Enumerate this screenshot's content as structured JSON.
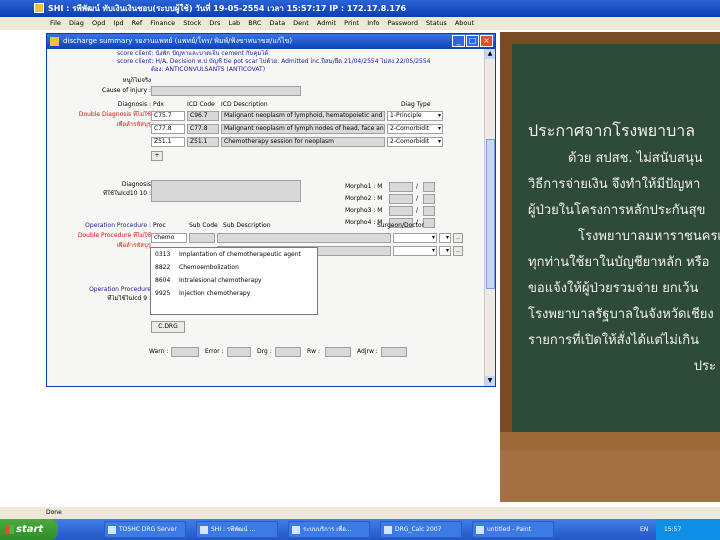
{
  "app": {
    "title": "SHI : รพีพัฒน์ ทับเงินเงินชอบ(ระบบผู้ใช้) วันที่ 19-05-2554 เวลา 15:57:17 IP : 172.17.8.176"
  },
  "menu": [
    "File",
    "Diag",
    "Opd",
    "Ipd",
    "Ref",
    "Finance",
    "Stock",
    "Drs",
    "Lab",
    "BRC",
    "Data",
    "Dent",
    "Admit",
    "Print",
    "Info",
    "Password",
    "Status",
    "About"
  ],
  "dialog": {
    "title": "discharge summary  รยงานแพทย์ (แพทย์/โทร/ พิมพ์/ฟ้งขาหนาขส/แก้ไข)",
    "top_lines": [
      "score client: นั่งพัก ปัญหาและบาดเจ็บ cement กับคุมได้",
      "score client: H/A, Decision ท.ป บัญชี tie pot scar ไปด้วย. Admitted inc.ปีสม/ยืด 21/04/2554 ไม่ส่ง 22/05/2554",
      "ต้อง: ANTICONVULSANTS (ANTICOVAT)"
    ],
    "neighbour_label": "หนูก็ไม่จริง",
    "cause_label": "Cause of injury :",
    "diagnosis": {
      "label": "Diagnosis :",
      "red_label_1": "Double Diagnosis ที่ไม่ใช้",
      "red_label_2": "เพื่อลำรหัสบุรุ",
      "headers": [
        "Pdx",
        "ICD Code",
        "ICD Description",
        "Diag Type"
      ],
      "rows": [
        {
          "code": "C75.7",
          "icd": "C96.7",
          "desc": "Malignant neoplasm of lymphoid, hematopoietic and related tissue",
          "type": "1-Principle"
        },
        {
          "code": "C77.8",
          "icd": "C77.8",
          "desc": "Malignant neoplasm of lymph nodes of head, face and neck",
          "type": "2-Comorbidit"
        },
        {
          "code": "Z51.1",
          "icd": "Z51.1",
          "desc": "Chemotherapy session for neoplasm",
          "type": "2-Comorbidit"
        }
      ],
      "plus": "+"
    },
    "diagnosis2": {
      "label": "Diagnosis",
      "label2": "ที่ใช้ในIcd10 10 :"
    },
    "morpho": [
      {
        "label": "Morpho1 : M",
        "sep": "/"
      },
      {
        "label": "Morpho2 : M",
        "sep": "/"
      },
      {
        "label": "Morpho3 : M",
        "sep": "/"
      },
      {
        "label": "Morpho4 : M",
        "sep": "/"
      }
    ],
    "operation": {
      "label": "Operation Procedure :",
      "red_label_1": "Double Procedure ที่ไม่ใช้",
      "red_label_2": "เพื่อลำรหัสบุรุ",
      "headers": [
        "Proc",
        "Sub Code",
        "Sub Description",
        "Surgeon/Doctor"
      ],
      "input_value": "chemo",
      "dots": [
        "..",
        ".."
      ]
    },
    "operation2": {
      "label": "Operation Procedure",
      "label2": "ที่ไม่ใช้ในIcd 9 :"
    },
    "dropdown": [
      {
        "code": "0313",
        "text": "Implantation of chemotherapeutic agent"
      },
      {
        "code": "8822",
        "text": "Chemoembolization"
      },
      {
        "code": "8604",
        "text": "Intralesional chemotherapy"
      },
      {
        "code": "9925",
        "text": "Injection chemotherapy"
      }
    ],
    "chg_button": "C.DRG",
    "bottom": [
      {
        "label": "Warn :"
      },
      {
        "label": "Error :"
      },
      {
        "label": "Drg :"
      },
      {
        "label": "Rw :"
      },
      {
        "label": "Adjrw :"
      }
    ]
  },
  "board": {
    "lines": [
      "ประกาศจากโรงพยาบาล",
      "ด้วย สปสช. ไม่สนับสนุน",
      "วิธีการจ่ายเงิน จึงทำให้มีปัญหา",
      "ผู้ป่วยในโครงการหลักประกันสุข",
      "โรงพยาบาลมหาราชนครเชียง",
      "ทุกท่านใช้ยาในบัญชียาหลัก หรือ",
      "ขอแจ้งให้ผู้ป่วยรวมจ่าย ยกเว้น",
      "โรงพยาบาลรัฐบาลในจังหวัดเชียง",
      "รายการที่เปิดให้สั่งได้แต่ไม่เกิน",
      "ประ"
    ]
  },
  "status": {
    "text": "Done"
  },
  "taskbar": {
    "start": "start",
    "items": [
      "TOSHC DRG Server",
      "SHI : รพีพัฒน์ ...",
      "ระบบบริการ เพื่อ...",
      "DRG_Calc 2007",
      "untitled - Paint"
    ],
    "lang": "EN",
    "time": "15:57"
  }
}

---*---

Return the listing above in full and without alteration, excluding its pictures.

**Task output**
Enumerate this screenshot's content as structured JSON.
{
  "app": {
    "title": "SHI : รพีพัฒน์ ทับเงินเงินชอบ(ระบบผู้ใช้) วันที่ 19-05-2554 เวลา 15:57:17 IP : 172.17.8.176"
  },
  "menu": [
    "File",
    "Diag",
    "Opd",
    "Ipd",
    "Ref",
    "Finance",
    "Stock",
    "Drs",
    "Lab",
    "BRC",
    "Data",
    "Dent",
    "Admit",
    "Print",
    "Info",
    "Password",
    "Status",
    "About"
  ],
  "dialog": {
    "title": "discharge summary  รยงานแพทย์ (แพทย์/โทร/ พิมพ์/ฟ้งขาหนาขส/แก้ไข)",
    "top_lines": [
      "score client: นั่งพัก ปัญหาและบาดเจ็บ cement กับคุมได้",
      "score client: H/A, Decision ท.ป บัญชี tie pot scar ไปด้วย. Admitted inc.ปีสม/ยืด 21/04/2554 ไม่ส่ง 22/05/2554",
      "ต้อง: ANTICONVULSANTS (ANTICOVAT)"
    ],
    "neighbour_label": "หนูก็ไม่จริง",
    "cause_label": "Cause of injury :",
    "diagnosis": {
      "label": "Diagnosis :",
      "red_label_1": "Double Diagnosis ที่ไม่ใช้",
      "red_label_2": "เพื่อลำรหัสบุรุ",
      "headers": [
        "Pdx",
        "ICD Code",
        "ICD Description",
        "Diag Type"
      ],
      "rows": [
        {
          "code": "C75.7",
          "icd": "C96.7",
          "desc": "Malignant neoplasm of lymphoid, hematopoietic and related tissue",
          "type": "1-Principle"
        },
        {
          "code": "C77.8",
          "icd": "C77.8",
          "desc": "Malignant neoplasm of lymph nodes of head, face and neck",
          "type": "2-Comorbidit"
        },
        {
          "code": "Z51.1",
          "icd": "Z51.1",
          "desc": "Chemotherapy session for neoplasm",
          "type": "2-Comorbidit"
        }
      ],
      "plus": "+"
    },
    "diagnosis2": {
      "label": "Diagnosis",
      "label2": "ที่ใช้ในIcd10 10 :"
    },
    "morpho": [
      {
        "label": "Morpho1 : M",
        "sep": "/"
      },
      {
        "label": "Morpho2 : M",
        "sep": "/"
      },
      {
        "label": "Morpho3 : M",
        "sep": "/"
      },
      {
        "label": "Morpho4 : M",
        "sep": "/"
      }
    ],
    "operation": {
      "label": "Operation Procedure :",
      "red_label_1": "Double Procedure ที่ไม่ใช้",
      "red_label_2": "เพื่อลำรหัสบุรุ",
      "headers": [
        "Proc",
        "Sub Code",
        "Sub Description",
        "Surgeon/Doctor"
      ],
      "input_value": "chemo",
      "dots": [
        "..",
        ".."
      ]
    },
    "operation2": {
      "label": "Operation Procedure",
      "label2": "ที่ไม่ใช้ในIcd 9 :"
    },
    "dropdown": [
      {
        "code": "0313",
        "text": "Implantation of chemotherapeutic agent"
      },
      {
        "code": "8822",
        "text": "Chemoembolization"
      },
      {
        "code": "8604",
        "text": "Intralesional chemotherapy"
      },
      {
        "code": "9925",
        "text": "Injection chemotherapy"
      }
    ],
    "chg_button": "C.DRG",
    "bottom": [
      {
        "label": "Warn :"
      },
      {
        "label": "Error :"
      },
      {
        "label": "Drg :"
      },
      {
        "label": "Rw :"
      },
      {
        "label": "Adjrw :"
      }
    ]
  },
  "board": {
    "lines": [
      "ประกาศจากโรงพยาบาล",
      "ด้วย สปสช. ไม่สนับสนุน",
      "วิธีการจ่ายเงิน จึงทำให้มีปัญหา",
      "ผู้ป่วยในโครงการหลักประกันสุข",
      "โรงพยาบาลมหาราชนครเชียง",
      "ทุกท่านใช้ยาในบัญชียาหลัก หรือ",
      "ขอแจ้งให้ผู้ป่วยรวมจ่าย ยกเว้น",
      "โรงพยาบาลรัฐบาลในจังหวัดเชียง",
      "รายการที่เปิดให้สั่งได้แต่ไม่เกิน",
      "ประ"
    ]
  },
  "status": {
    "text": "Done"
  },
  "taskbar": {
    "start": "start",
    "items": [
      "TOSHC DRG Server",
      "SHI : รพีพัฒน์ ...",
      "ระบบบริการ เพื่อ...",
      "DRG_Calc 2007",
      "untitled - Paint"
    ],
    "lang": "EN",
    "time": "15:57"
  }
}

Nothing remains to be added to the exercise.